======== INPUT RECORDS ========

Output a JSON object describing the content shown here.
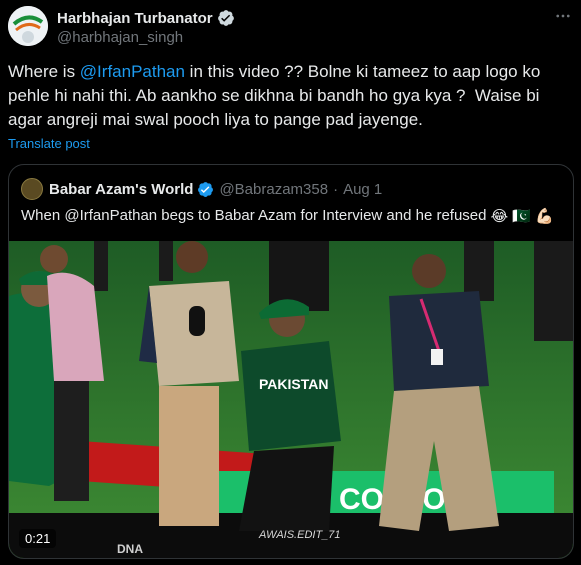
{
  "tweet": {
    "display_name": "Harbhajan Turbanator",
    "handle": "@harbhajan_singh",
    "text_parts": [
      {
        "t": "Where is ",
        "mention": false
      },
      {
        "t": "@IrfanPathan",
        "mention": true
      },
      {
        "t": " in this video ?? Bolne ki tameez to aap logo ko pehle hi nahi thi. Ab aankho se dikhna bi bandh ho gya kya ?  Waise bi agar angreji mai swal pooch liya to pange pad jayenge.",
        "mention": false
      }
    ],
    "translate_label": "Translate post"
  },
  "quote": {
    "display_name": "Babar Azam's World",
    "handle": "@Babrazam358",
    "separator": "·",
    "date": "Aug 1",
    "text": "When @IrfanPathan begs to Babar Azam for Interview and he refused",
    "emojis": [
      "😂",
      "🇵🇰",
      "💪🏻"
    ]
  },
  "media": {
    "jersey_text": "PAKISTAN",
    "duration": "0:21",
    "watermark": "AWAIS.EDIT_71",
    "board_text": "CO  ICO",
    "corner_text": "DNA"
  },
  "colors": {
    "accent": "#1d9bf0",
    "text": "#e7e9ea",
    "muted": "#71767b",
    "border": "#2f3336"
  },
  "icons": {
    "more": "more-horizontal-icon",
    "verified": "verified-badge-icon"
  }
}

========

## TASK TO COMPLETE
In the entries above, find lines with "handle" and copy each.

## TASK RESULT
    "handle": "@harbhajan_singh",
    "handle": "@Babrazam358",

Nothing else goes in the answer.